Segment Start: Entries provided

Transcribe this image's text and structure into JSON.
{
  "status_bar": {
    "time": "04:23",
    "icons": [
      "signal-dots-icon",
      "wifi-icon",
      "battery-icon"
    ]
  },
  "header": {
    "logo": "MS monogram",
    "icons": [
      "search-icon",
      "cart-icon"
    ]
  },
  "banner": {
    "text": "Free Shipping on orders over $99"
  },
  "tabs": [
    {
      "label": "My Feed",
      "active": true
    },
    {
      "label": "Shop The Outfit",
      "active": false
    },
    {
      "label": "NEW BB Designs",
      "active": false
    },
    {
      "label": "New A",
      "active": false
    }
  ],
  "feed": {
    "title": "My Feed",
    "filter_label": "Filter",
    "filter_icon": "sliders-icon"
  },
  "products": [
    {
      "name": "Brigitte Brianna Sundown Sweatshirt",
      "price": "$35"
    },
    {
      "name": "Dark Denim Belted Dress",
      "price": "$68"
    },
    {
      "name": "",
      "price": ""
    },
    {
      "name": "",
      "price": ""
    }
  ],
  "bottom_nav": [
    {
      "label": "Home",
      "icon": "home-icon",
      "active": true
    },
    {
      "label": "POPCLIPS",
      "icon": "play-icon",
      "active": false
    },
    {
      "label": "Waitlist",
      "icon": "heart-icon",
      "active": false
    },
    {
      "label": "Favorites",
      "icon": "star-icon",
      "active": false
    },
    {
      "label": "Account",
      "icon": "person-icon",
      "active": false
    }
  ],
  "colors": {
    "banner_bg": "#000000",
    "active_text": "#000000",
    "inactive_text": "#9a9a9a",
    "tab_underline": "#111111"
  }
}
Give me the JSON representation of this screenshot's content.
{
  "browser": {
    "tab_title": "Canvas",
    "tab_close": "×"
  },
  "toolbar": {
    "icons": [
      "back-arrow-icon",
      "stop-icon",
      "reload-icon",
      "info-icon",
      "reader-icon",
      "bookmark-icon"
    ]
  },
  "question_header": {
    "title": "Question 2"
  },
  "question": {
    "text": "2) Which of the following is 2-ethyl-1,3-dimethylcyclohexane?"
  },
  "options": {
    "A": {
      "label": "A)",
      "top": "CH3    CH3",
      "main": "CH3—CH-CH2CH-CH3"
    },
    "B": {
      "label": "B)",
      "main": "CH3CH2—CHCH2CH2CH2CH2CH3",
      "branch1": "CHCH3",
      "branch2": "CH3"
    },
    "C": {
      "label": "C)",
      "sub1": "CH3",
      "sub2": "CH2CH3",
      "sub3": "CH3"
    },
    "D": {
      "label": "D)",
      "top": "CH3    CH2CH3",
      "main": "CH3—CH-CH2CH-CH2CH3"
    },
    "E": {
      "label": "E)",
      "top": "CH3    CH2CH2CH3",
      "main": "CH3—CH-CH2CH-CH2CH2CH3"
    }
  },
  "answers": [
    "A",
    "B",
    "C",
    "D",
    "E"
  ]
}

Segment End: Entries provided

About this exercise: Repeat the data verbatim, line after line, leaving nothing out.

Final answer:
Transcribe this image's text and structure into JSON.
{
  "status_bar": {
    "time": "04:23",
    "icons": [
      "signal-dots-icon",
      "wifi-icon",
      "battery-icon"
    ]
  },
  "header": {
    "logo": "MS monogram",
    "icons": [
      "search-icon",
      "cart-icon"
    ]
  },
  "banner": {
    "text": "Free Shipping on orders over $99"
  },
  "tabs": [
    {
      "label": "My Feed",
      "active": true
    },
    {
      "label": "Shop The Outfit",
      "active": false
    },
    {
      "label": "NEW BB Designs",
      "active": false
    },
    {
      "label": "New A",
      "active": false
    }
  ],
  "feed": {
    "title": "My Feed",
    "filter_label": "Filter",
    "filter_icon": "sliders-icon"
  },
  "products": [
    {
      "name": "Brigitte Brianna Sundown Sweatshirt",
      "price": "$35"
    },
    {
      "name": "Dark Denim Belted Dress",
      "price": "$68"
    },
    {
      "name": "",
      "price": ""
    },
    {
      "name": "",
      "price": ""
    }
  ],
  "bottom_nav": [
    {
      "label": "Home",
      "icon": "home-icon",
      "active": true
    },
    {
      "label": "POPCLIPS",
      "icon": "play-icon",
      "active": false
    },
    {
      "label": "Waitlist",
      "icon": "heart-icon",
      "active": false
    },
    {
      "label": "Favorites",
      "icon": "star-icon",
      "active": false
    },
    {
      "label": "Account",
      "icon": "person-icon",
      "active": false
    }
  ],
  "colors": {
    "banner_bg": "#000000",
    "active_text": "#000000",
    "inactive_text": "#9a9a9a",
    "tab_underline": "#111111"
  }
}
Give me the JSON representation of this screenshot's content.
{
  "browser": {
    "tab_title": "Canvas",
    "tab_close": "×"
  },
  "toolbar": {
    "icons": [
      "back-arrow-icon",
      "stop-icon",
      "reload-icon",
      "info-icon",
      "reader-icon",
      "bookmark-icon"
    ]
  },
  "question_header": {
    "title": "Question 2"
  },
  "question": {
    "text": "2) Which of the following is 2-ethyl-1,3-dimethylcyclohexane?"
  },
  "options": {
    "A": {
      "label": "A)",
      "top": "CH3    CH3",
      "main": "CH3—CH-CH2CH-CH3"
    },
    "B": {
      "label": "B)",
      "main": "CH3CH2—CHCH2CH2CH2CH2CH3",
      "branch1": "CHCH3",
      "branch2": "CH3"
    },
    "C": {
      "label": "C)",
      "sub1": "CH3",
      "sub2": "CH2CH3",
      "sub3": "CH3"
    },
    "D": {
      "label": "D)",
      "top": "CH3    CH2CH3",
      "main": "CH3—CH-CH2CH-CH2CH3"
    },
    "E": {
      "label": "E)",
      "top": "CH3    CH2CH2CH3",
      "main": "CH3—CH-CH2CH-CH2CH2CH3"
    }
  },
  "answers": [
    "A",
    "B",
    "C",
    "D",
    "E"
  ]
}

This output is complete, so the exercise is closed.